**INSTRUCTIONS TO FOLLOW:** Take the data below and filter it for lines containing the word "value"; show each line found.

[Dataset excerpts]
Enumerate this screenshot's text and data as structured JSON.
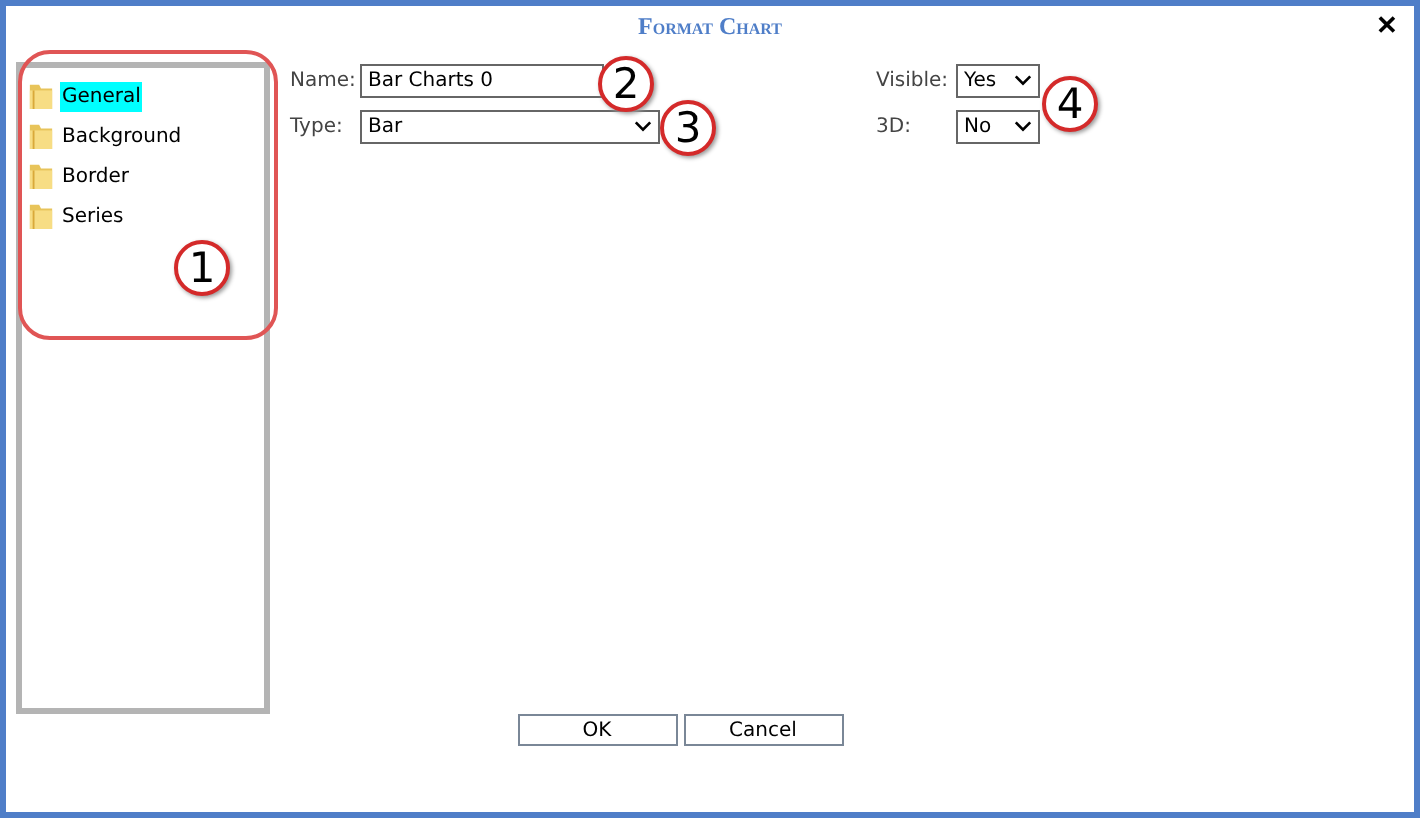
{
  "window": {
    "title": "Format Chart",
    "close": "✕"
  },
  "tree": {
    "items": [
      {
        "label": "General",
        "selected": true
      },
      {
        "label": "Background",
        "selected": false
      },
      {
        "label": "Border",
        "selected": false
      },
      {
        "label": "Series",
        "selected": false
      }
    ]
  },
  "fields": [
    {
      "kind": "text",
      "label": "Name:",
      "value": "Bar Charts 0"
    },
    {
      "kind": "select",
      "label": "Type:",
      "value": "Bar"
    }
  ],
  "side_fields": [
    {
      "kind": "select",
      "label": "Visible:",
      "value": "Yes"
    },
    {
      "kind": "select",
      "label": "3D:",
      "value": "No"
    }
  ],
  "buttons": [
    "OK",
    "Cancel"
  ],
  "callouts": [
    "1",
    "2",
    "3",
    "4"
  ]
}
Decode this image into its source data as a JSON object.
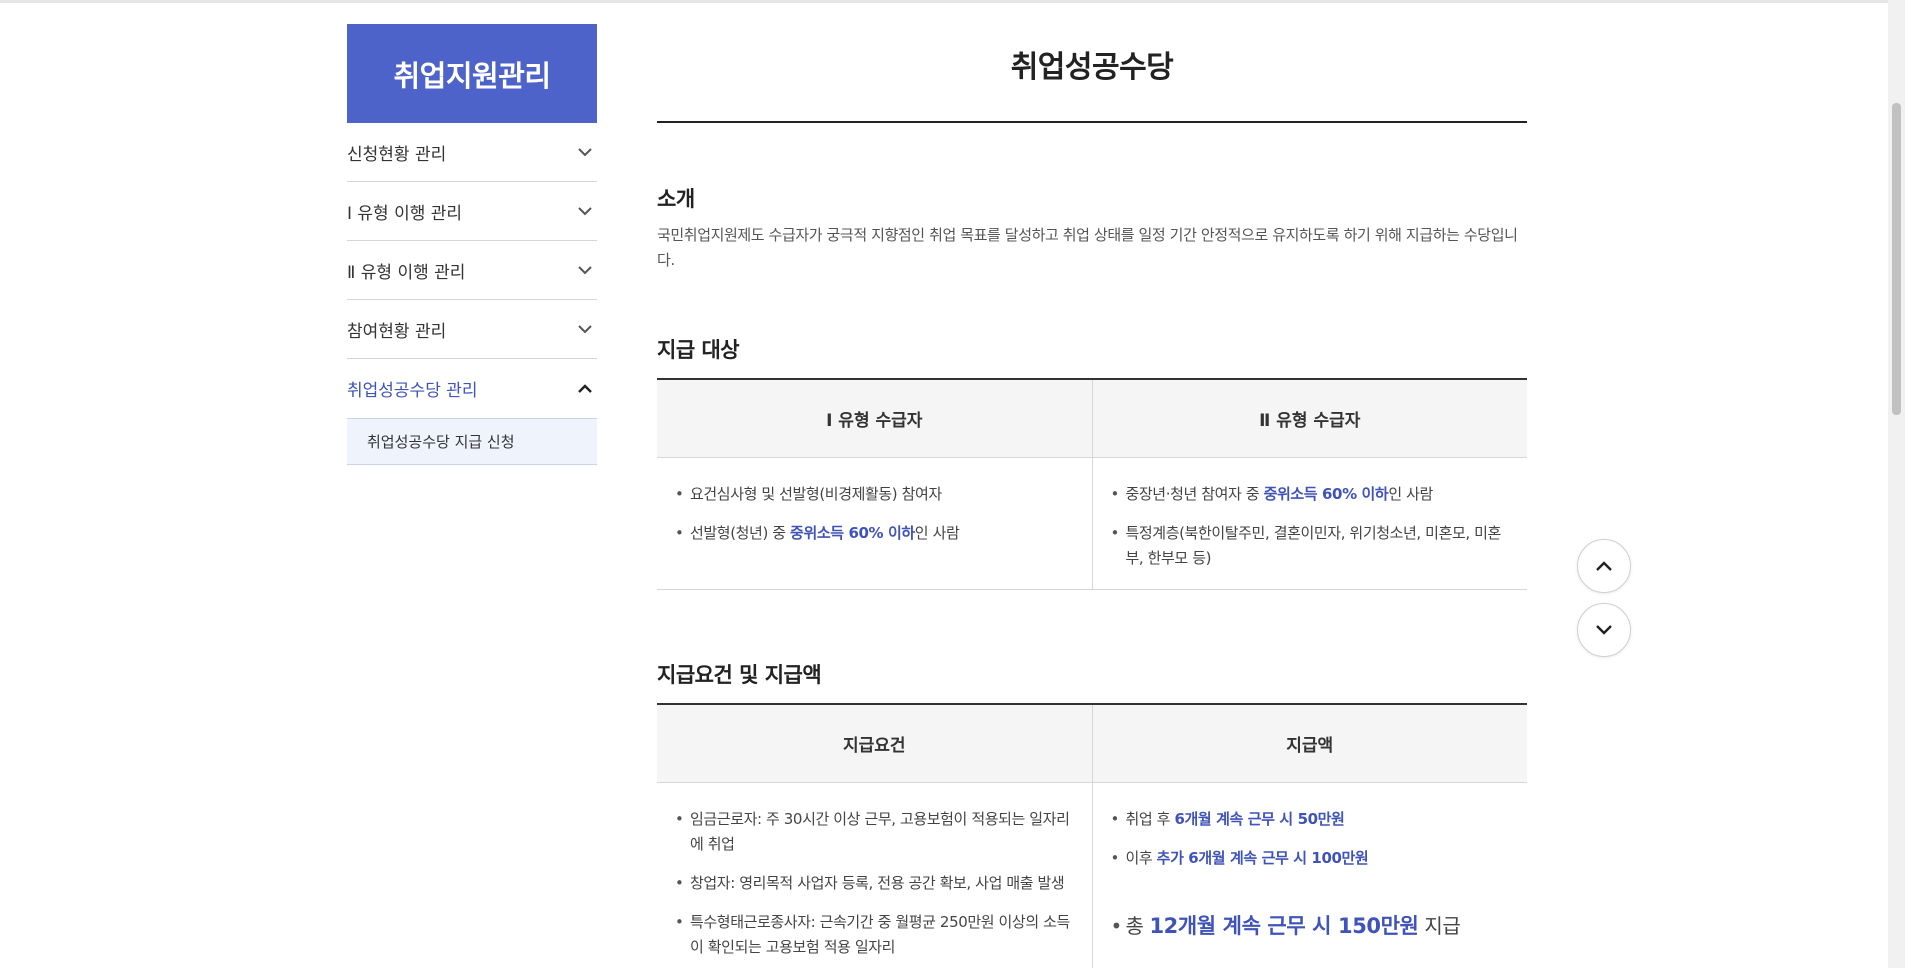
{
  "sidebar": {
    "title": "취업지원관리",
    "items": [
      {
        "label": "신청현황 관리"
      },
      {
        "label": "Ⅰ 유형 이행 관리"
      },
      {
        "label": "Ⅱ 유형 이행 관리"
      },
      {
        "label": "참여현황 관리"
      },
      {
        "label": "취업성공수당 관리"
      }
    ],
    "sub_item": "취업성공수당 지급 신청"
  },
  "main": {
    "title": "취업성공수당",
    "intro": {
      "heading": "소개",
      "text": "국민취업지원제도 수급자가 궁극적 지향점인 취업 목표를 달성하고 취업 상태를 일정 기간 안정적으로 유지하도록 하기 위해 지급하는 수당입니다."
    },
    "target": {
      "heading": "지급 대상",
      "col1_header": "Ⅰ 유형 수급자",
      "col2_header": "Ⅱ 유형 수급자",
      "col1_item1": "요건심사형 및 선발형(비경제활동) 참여자",
      "col1_item2_pre": "선발형(청년) 중 ",
      "col1_item2_hl": "중위소득 60% 이하",
      "col1_item2_post": "인 사람",
      "col2_item1_pre": "중장년·청년 참여자 중 ",
      "col2_item1_hl": "중위소득 60% 이하",
      "col2_item1_post": "인 사람",
      "col2_item2": "특정계층(북한이탈주민, 결혼이민자, 위기청소년, 미혼모, 미혼부, 한부모 등)"
    },
    "requirements": {
      "heading": "지급요건 및 지급액",
      "col1_header": "지급요건",
      "col2_header": "지급액",
      "req1": "임금근로자: 주 30시간 이상 근무, 고용보험이 적용되는 일자리에 취업",
      "req2": "창업자: 영리목적 사업자 등록, 전용 공간 확보, 사업 매출 발생",
      "req3": "특수형태근로종사자: 근속기간 중 월평균 250만원 이상의 소득이 확인되는 고용보험 적용 일자리",
      "amt1_pre": "취업 후 ",
      "amt1_hl": "6개월 계속 근무 시 50만원",
      "amt2_pre": "이후 ",
      "amt2_hl": "추가 6개월 계속 근무 시 100만원",
      "total_pre": "총 ",
      "total_hl": "12개월 계속 근무 시 150만원",
      "total_post": " 지급"
    }
  }
}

**THE ANSWER:**
      "value": "Bar Charts 0"
      "value": "Bar"
      "value": "Yes"
      "value": "No"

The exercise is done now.